- And pull her out of Acheron by the heels.
- Marcus, we are but shrubs, no cedars we,
- No big-bon’d men fram’d of the Cyclops’ size,
- But metal, Marcus, steel to the very back,
- Yet wrung with wrongs more than our backs can bear.
- And sith there’s no justice in earth nor hell,
- We will solicit heaven and move the gods
- To send down Justice for to wreak our wrongs.
- Come, to this gear. You are a good archer, Marcus;
- He gives them the arrows.
- “Ad Jovem,” that’s for you; here, “Ad Apollinem”;
- “Ad Martem,” that’s for myself;
- Here, boy, “To Pallas”; here, “To Mercury”;
- “To Saturn,” Caius, not to Saturnine:
- You were as good to shoot against the wind.
- To it, boy! Marcus, loose when I bid.

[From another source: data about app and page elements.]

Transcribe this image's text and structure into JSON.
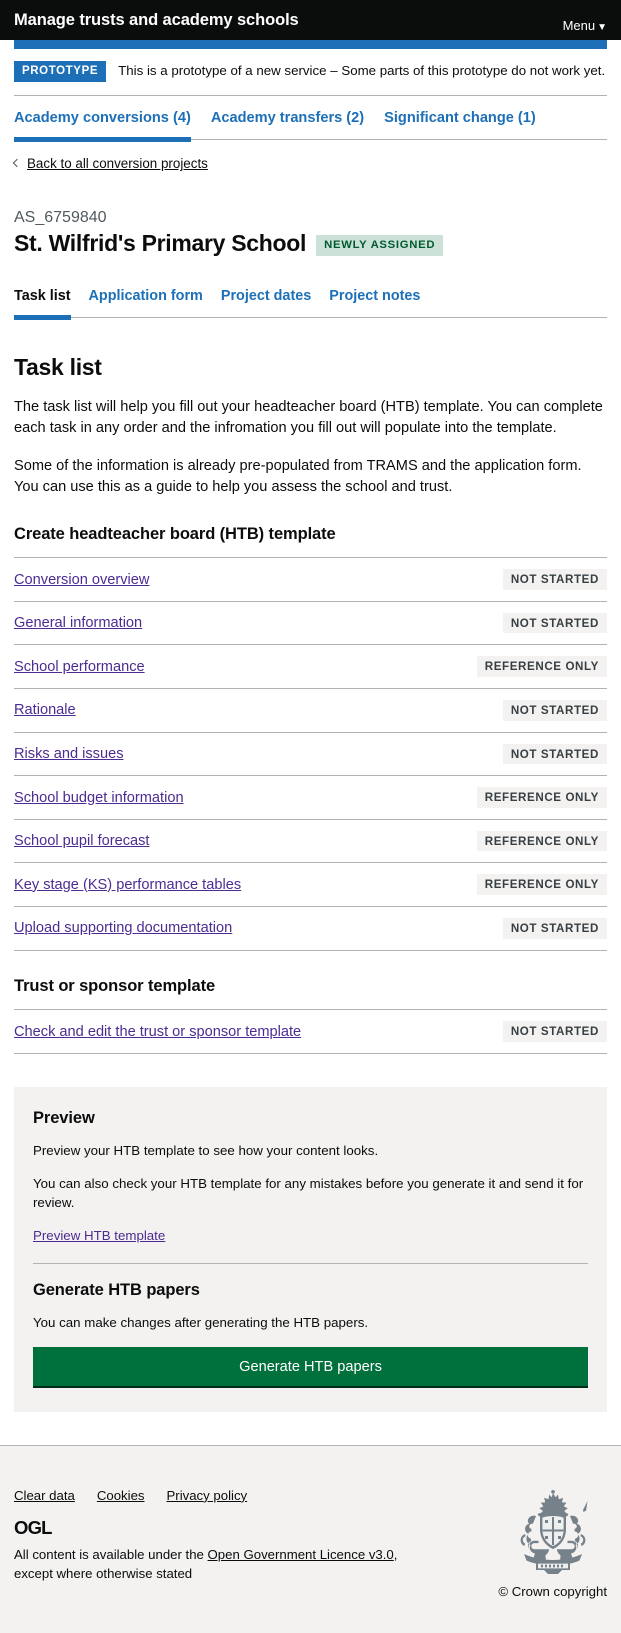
{
  "header": {
    "service_name": "Manage trusts and academy schools",
    "menu_label": "Menu",
    "menu_caret": "▼",
    "accent_blue": "#1d70b8",
    "background": "#0b0c0c"
  },
  "phase_banner": {
    "tag": "PROTOTYPE",
    "text": "This is a prototype of a new service – Some parts of this prototype do not work yet."
  },
  "primary_nav": {
    "items": [
      {
        "label": "Academy conversions (4)",
        "current": true
      },
      {
        "label": "Academy transfers (2)",
        "current": false
      },
      {
        "label": "Significant change (1)",
        "current": false
      }
    ]
  },
  "back_link": {
    "label": "Back to all conversion projects",
    "icon": "chevron-left-icon"
  },
  "project": {
    "reference": "AS_6759840",
    "name": "St. Wilfrid's Primary School",
    "status_tag": "NEWLY ASSIGNED",
    "status_tag_bg": "#cce2d8",
    "status_tag_color": "#005a30"
  },
  "sub_nav": {
    "items": [
      {
        "label": "Task list",
        "current": true
      },
      {
        "label": "Application form",
        "current": false
      },
      {
        "label": "Project dates",
        "current": false
      },
      {
        "label": "Project notes",
        "current": false
      }
    ]
  },
  "main": {
    "heading": "Task list",
    "paragraph_1": "The task list will help you fill out your headteacher board (HTB) template. You can complete each task in any order and the infromation you fill out will populate into the template.",
    "paragraph_2": "Some of the information is already pre-populated from TRAMS and the application form. You can use this as a guide to help you assess the school and trust.",
    "htb_section_heading": "Create headteacher board (HTB) template",
    "htb_tasks": [
      {
        "label": "Conversion overview",
        "status": "NOT STARTED"
      },
      {
        "label": "General information",
        "status": "NOT STARTED"
      },
      {
        "label": "School performance",
        "status": "REFERENCE ONLY"
      },
      {
        "label": "Rationale",
        "status": "NOT STARTED"
      },
      {
        "label": "Risks and issues",
        "status": "NOT STARTED"
      },
      {
        "label": "School budget information",
        "status": "REFERENCE ONLY"
      },
      {
        "label": "School pupil forecast",
        "status": "REFERENCE ONLY"
      },
      {
        "label": "Key stage (KS) performance tables",
        "status": "REFERENCE ONLY"
      },
      {
        "label": "Upload supporting documentation",
        "status": "NOT STARTED"
      }
    ],
    "trust_section_heading": "Trust or sponsor template",
    "trust_tasks": [
      {
        "label": "Check and edit the trust or sponsor template",
        "status": "NOT STARTED"
      }
    ]
  },
  "preview_panel": {
    "heading": "Preview",
    "paragraph_1": "Preview your HTB template to see how your content looks.",
    "paragraph_2": "You can also check your HTB template for any mistakes before you generate it and send it for review.",
    "link_label": "Preview HTB template",
    "generate_heading": "Generate HTB papers",
    "generate_paragraph": "You can make changes after generating the HTB papers.",
    "generate_button_label": "Generate HTB papers",
    "button_color": "#00703c"
  },
  "footer": {
    "links": [
      {
        "label": "Clear data"
      },
      {
        "label": "Cookies"
      },
      {
        "label": "Privacy policy"
      }
    ],
    "ogl_logo_text": "OGL",
    "licence_prefix": "All content is available under the ",
    "licence_link": "Open Government Licence v3.0",
    "licence_suffix": ", except where otherwise stated",
    "crown_copyright": "© Crown copyright"
  }
}
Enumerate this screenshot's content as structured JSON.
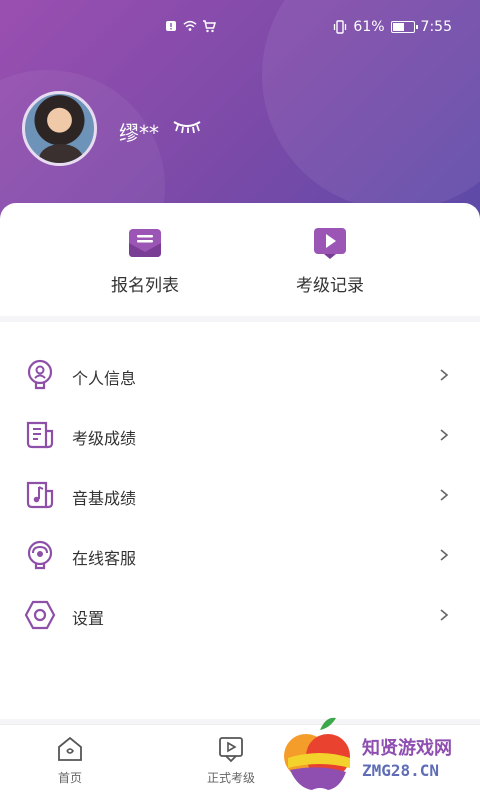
{
  "status_bar": {
    "battery_percent": "61%",
    "battery_level": 0.61,
    "time": "7:55"
  },
  "profile": {
    "username": "缪**"
  },
  "quick_actions": [
    {
      "label": "报名列表",
      "icon": "envelope-icon"
    },
    {
      "label": "考级记录",
      "icon": "video-play-icon"
    }
  ],
  "menu": [
    {
      "label": "个人信息",
      "icon": "person-bulb-icon"
    },
    {
      "label": "考级成绩",
      "icon": "document-list-icon"
    },
    {
      "label": "音基成绩",
      "icon": "music-note-icon"
    },
    {
      "label": "在线客服",
      "icon": "headset-icon"
    },
    {
      "label": "设置",
      "icon": "settings-hexagon-icon"
    }
  ],
  "tabbar": [
    {
      "label": "首页",
      "icon": "home-icon"
    },
    {
      "label": "正式考级",
      "icon": "exam-play-icon"
    }
  ],
  "watermark": {
    "line1": "知贤游戏网",
    "line2": "ZMG28.CN"
  },
  "colors": {
    "accent": "#8e4fa8",
    "header_gradient_start": "#9a4fb0",
    "header_gradient_end": "#5b4aa8"
  }
}
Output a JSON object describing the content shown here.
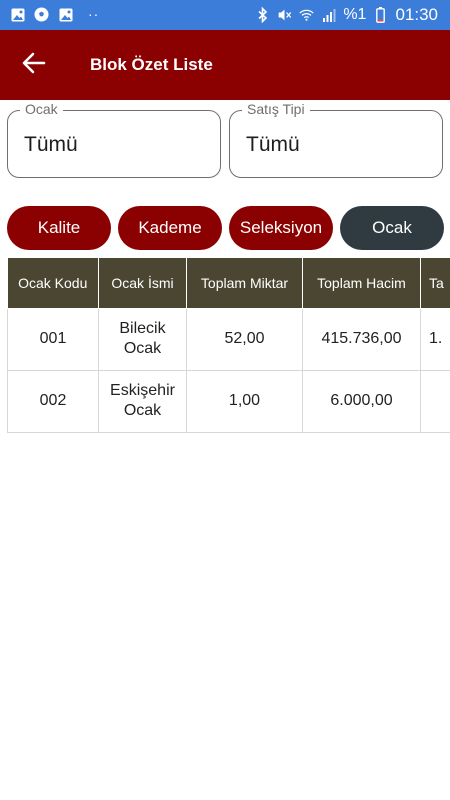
{
  "status_bar": {
    "icons_left": [
      "image-icon",
      "soccer-ball-icon",
      "image-icon"
    ],
    "dots": "··",
    "icons_right": [
      "bluetooth-icon",
      "mute-icon",
      "wifi-icon",
      "signal-icon",
      "battery-icon"
    ],
    "battery_percent": "%1",
    "time": "01:30",
    "bg_color": "#3b7dd8"
  },
  "app_bar": {
    "title": "Blok Özet Liste",
    "back_icon": "arrow-left-icon",
    "bg_color": "#8b0000"
  },
  "filters": {
    "ocak": {
      "label": "Ocak",
      "value": "Tümü"
    },
    "satis_tipi": {
      "label": "Satış Tipi",
      "value": "Tümü"
    }
  },
  "tabs": [
    {
      "label": "Kalite",
      "active": false
    },
    {
      "label": "Kademe",
      "active": false
    },
    {
      "label": "Seleksiyon",
      "active": false
    },
    {
      "label": "Ocak",
      "active": true
    }
  ],
  "colors": {
    "tab_inactive": "#8b0000",
    "tab_active": "#2f3b41",
    "table_header": "#4a4632"
  },
  "table": {
    "columns": [
      "Ocak Kodu",
      "Ocak İsmi",
      "Toplam Miktar",
      "Toplam Hacim",
      "Ta"
    ],
    "rows": [
      [
        "001",
        "Bilecik\nOcak",
        "52,00",
        "415.736,00",
        "1."
      ],
      [
        "002",
        "Eskişehir\nOcak",
        "1,00",
        "6.000,00",
        ""
      ]
    ]
  }
}
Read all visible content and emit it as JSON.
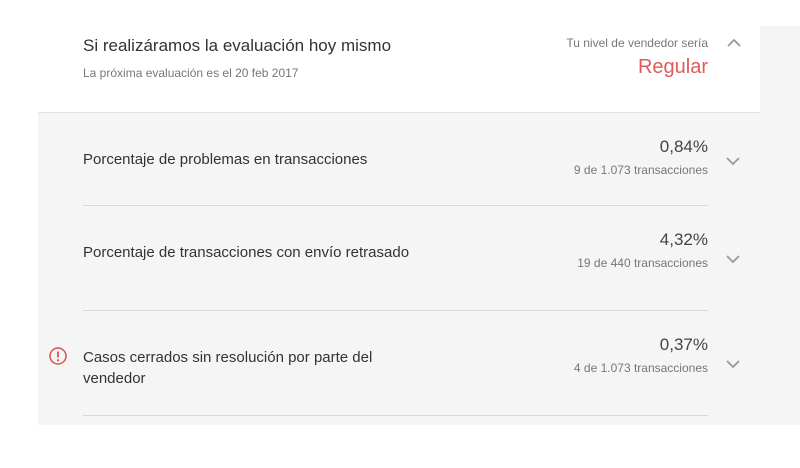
{
  "header": {
    "title": "Si realizáramos la evaluación hoy mismo",
    "subtitle": "La próxima evaluación es el 20 feb 2017",
    "level_label": "Tu nivel de vendedor sería",
    "level_value": "Regular",
    "toggle_icon": "chevron-up-icon"
  },
  "metrics": [
    {
      "label": "Porcentaje de problemas en transacciones",
      "value": "0,84%",
      "count": "9 de 1.073 transacciones",
      "expand_icon": "chevron-down-icon",
      "alert": false
    },
    {
      "label": "Porcentaje de transacciones con envío retrasado",
      "value": "4,32%",
      "count": "19 de 440 transacciones",
      "expand_icon": "chevron-down-icon",
      "alert": false
    },
    {
      "label": "Casos cerrados sin resolución por parte del vendedor",
      "value": "0,37%",
      "count": "4 de 1.073 transacciones",
      "expand_icon": "chevron-down-icon",
      "alert": true,
      "alert_icon": "alert-circle-icon"
    }
  ],
  "colors": {
    "level_accent": "#dd5b5b",
    "alert_icon": "#d9534f",
    "metrics_background": "#f5f5f5"
  }
}
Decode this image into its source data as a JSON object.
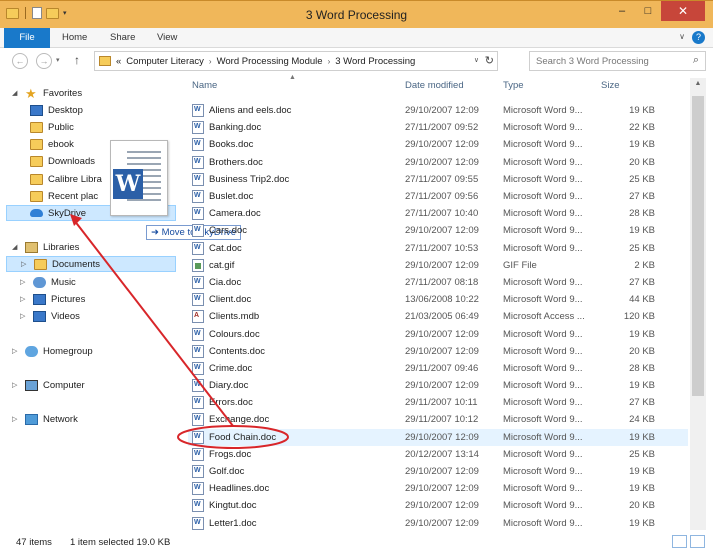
{
  "window": {
    "title": "3 Word Processing",
    "minimize": "–",
    "maximize": "□",
    "close": "✕"
  },
  "ribbon": {
    "tabs": [
      "File",
      "Home",
      "Share",
      "View"
    ],
    "help": "?"
  },
  "address": {
    "back": "←",
    "forward": "→",
    "up": "↑",
    "crumbs": [
      "Computer Literacy",
      "Word Processing Module",
      "3 Word Processing"
    ],
    "overflow": "«",
    "search_placeholder": "Search 3 Word Processing"
  },
  "nav": {
    "favorites": "Favorites",
    "favorite_items": [
      "Desktop",
      "Public",
      "ebook",
      "Downloads",
      "Calibre Libra",
      "Recent plac",
      "SkyDrive"
    ],
    "libraries": "Libraries",
    "library_items": [
      "Documents",
      "Music",
      "Pictures",
      "Videos"
    ],
    "homegroup": "Homegroup",
    "computer": "Computer",
    "network": "Network"
  },
  "drag": {
    "tooltip": "Move to SkyDrive",
    "logo_letter": "W"
  },
  "columns": {
    "name": "Name",
    "date": "Date modified",
    "type": "Type",
    "size": "Size"
  },
  "files": [
    {
      "name": "Aliens and eels.doc",
      "date": "29/10/2007 12:09",
      "type": "Microsoft Word 9...",
      "size": "19 KB",
      "icon": "doc"
    },
    {
      "name": "Banking.doc",
      "date": "27/11/2007 09:52",
      "type": "Microsoft Word 9...",
      "size": "22 KB",
      "icon": "doc"
    },
    {
      "name": "Books.doc",
      "date": "29/10/2007 12:09",
      "type": "Microsoft Word 9...",
      "size": "19 KB",
      "icon": "doc"
    },
    {
      "name": "Brothers.doc",
      "date": "29/10/2007 12:09",
      "type": "Microsoft Word 9...",
      "size": "20 KB",
      "icon": "doc"
    },
    {
      "name": "Business Trip2.doc",
      "date": "27/11/2007 09:55",
      "type": "Microsoft Word 9...",
      "size": "25 KB",
      "icon": "doc"
    },
    {
      "name": "Buslet.doc",
      "date": "27/11/2007 09:56",
      "type": "Microsoft Word 9...",
      "size": "27 KB",
      "icon": "doc"
    },
    {
      "name": "Camera.doc",
      "date": "27/11/2007 10:40",
      "type": "Microsoft Word 9...",
      "size": "28 KB",
      "icon": "doc"
    },
    {
      "name": "Cars.doc",
      "date": "29/10/2007 12:09",
      "type": "Microsoft Word 9...",
      "size": "19 KB",
      "icon": "doc"
    },
    {
      "name": "Cat.doc",
      "date": "27/11/2007 10:53",
      "type": "Microsoft Word 9...",
      "size": "25 KB",
      "icon": "doc"
    },
    {
      "name": "cat.gif",
      "date": "29/10/2007 12:09",
      "type": "GIF File",
      "size": "2 KB",
      "icon": "gif"
    },
    {
      "name": "Cia.doc",
      "date": "27/11/2007 08:18",
      "type": "Microsoft Word 9...",
      "size": "27 KB",
      "icon": "doc"
    },
    {
      "name": "Client.doc",
      "date": "13/06/2008 10:22",
      "type": "Microsoft Word 9...",
      "size": "44 KB",
      "icon": "doc"
    },
    {
      "name": "Clients.mdb",
      "date": "21/03/2005 06:49",
      "type": "Microsoft Access ...",
      "size": "120 KB",
      "icon": "mdb"
    },
    {
      "name": "Colours.doc",
      "date": "29/10/2007 12:09",
      "type": "Microsoft Word 9...",
      "size": "19 KB",
      "icon": "doc"
    },
    {
      "name": "Contents.doc",
      "date": "29/10/2007 12:09",
      "type": "Microsoft Word 9...",
      "size": "20 KB",
      "icon": "doc"
    },
    {
      "name": "Crime.doc",
      "date": "29/11/2007 09:46",
      "type": "Microsoft Word 9...",
      "size": "28 KB",
      "icon": "doc"
    },
    {
      "name": "Diary.doc",
      "date": "29/10/2007 12:09",
      "type": "Microsoft Word 9...",
      "size": "19 KB",
      "icon": "doc"
    },
    {
      "name": "Errors.doc",
      "date": "29/11/2007 10:11",
      "type": "Microsoft Word 9...",
      "size": "27 KB",
      "icon": "doc"
    },
    {
      "name": "Exchange.doc",
      "date": "29/11/2007 10:12",
      "type": "Microsoft Word 9...",
      "size": "24 KB",
      "icon": "doc"
    },
    {
      "name": "Food Chain.doc",
      "date": "29/10/2007 12:09",
      "type": "Microsoft Word 9...",
      "size": "19 KB",
      "icon": "doc",
      "selected": true
    },
    {
      "name": "Frogs.doc",
      "date": "20/12/2007 13:14",
      "type": "Microsoft Word 9...",
      "size": "25 KB",
      "icon": "doc"
    },
    {
      "name": "Golf.doc",
      "date": "29/10/2007 12:09",
      "type": "Microsoft Word 9...",
      "size": "19 KB",
      "icon": "doc"
    },
    {
      "name": "Headlines.doc",
      "date": "29/10/2007 12:09",
      "type": "Microsoft Word 9...",
      "size": "19 KB",
      "icon": "doc"
    },
    {
      "name": "Kingtut.doc",
      "date": "29/10/2007 12:09",
      "type": "Microsoft Word 9...",
      "size": "20 KB",
      "icon": "doc"
    },
    {
      "name": "Letter1.doc",
      "date": "29/10/2007 12:09",
      "type": "Microsoft Word 9...",
      "size": "19 KB",
      "icon": "doc"
    }
  ],
  "status": {
    "count": "47 items",
    "selection": "1 item selected  19.0 KB"
  },
  "colors": {
    "title_bar": "#f0b75a",
    "file_tab": "#1979ca",
    "annotation": "#d8262a",
    "selection": "#cde8ff"
  }
}
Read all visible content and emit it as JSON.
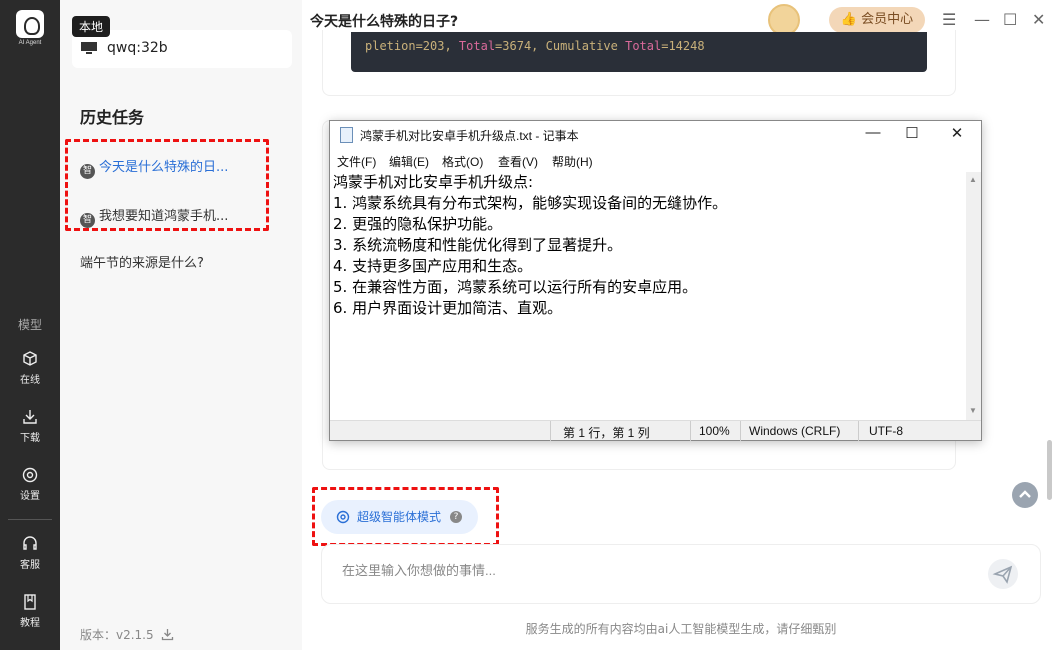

- Of my word, I have written to effect,
- There’s not a god left unsolicited.
Marcus62 - 63
- Kinsmen, shoot all your shafts into the court,
- We will afflict the Emperor in his pride.
Titus64 - 66
- Now, masters, draw.
- They shoot.
- O, well said, Lucius!
- Good boy, in Virgo’s lap; give it Pallas.
Marcus67 - 68
- My lord, I aim’d a mile beyond the moon,
- Your letter is with Jupiter by this.
Titus69 - 71
- Ha, ha!
- Publius, Publius, what hast thou done?
- See, see, thou hast shot off one of Taurus’ horns.
Marcus72 - 77
- This was the sport, my lord. When Publius shot,
- The Bull, being gall’d, gave Aries such a knock
- That down fell both the Ram’s horns in the court,
- And who should find them but the Empress’ villain?
- She laugh’d, and told the Moor he should not choose
- But give them to his master for a present.
Titus78 - 81
- Why, there it goes. God give his lordship joy!
- Enter the Clown with a basket, and two pigeons in it.
- News, news from heaven! Marcus, the post is come.
- Sirrah, what tidings? Have you any letters?
- Shall I have justice? What says Jupiter?
Clown82 - 83
- Ho, the gibbet-maker? He says that he hath taken them down
- again, for the man must not be hang’d till the next week.
- But what says Jupiter, I ask thee?
Clown85 - 86
- Alas, sir, I know not Jubiter, I never drank with him in all
- my life.
- Why, villain, art not thou the carrier?
- Ay, of my pigeons, sir, nothing else.
- Why, didst thou not come from heaven?
Clown90 - 94
- From heaven! Alas, sir, I never came there. God forbid I
- should be so bold to press to heaven in my young days. Why,
- I am going with my pigeons to the tribunal plebs, to take up
- a matter of brawl betwixt my uncle and one of the Emperal’s
Marcus95 - 97
- Why, sir, that is as fit as can be to serve for your
- oration, and let him deliver the pigeons to the Emperor from
Titus98 - 99
- Tell me, can you deliver an oration to the Emperor with a
- Nay, truly, sir, I could never say grace in all my life.
Titus101 - 106
- Sirrah, come hither, make no more ado,
- But give your pigeons to the Emperor.
- By me thou shalt have justice at his hands.
- Hold, hold; mean while here’s money for thy charges.
- Give me pen and ink. Sirrah, can you with a grace deliver up
- a supplication?
- Ay, sir.
Titus108 - 111
- Then here is a supplication for you; and when you come to
- him, at the first approach you must kneel, then kiss his
- foot, then deliver up your pigeons, and then look for your
- reward. I’ll be at hand, sir, see you do it bravely.
- I warrant you, sir, let me alone.
Titus113 - 117
- Sirrah, hast thou a knife? Come let me see it.
- Here, Marcus, fold it in the oration,
- For then hast made it like an humble suppliant.
- And when thou hast given it the Emperor,
- Knock at my door, and tell me what he says.
- God be with you, sir, I will.
- Come, Marcus, let us go. Publius, follow me.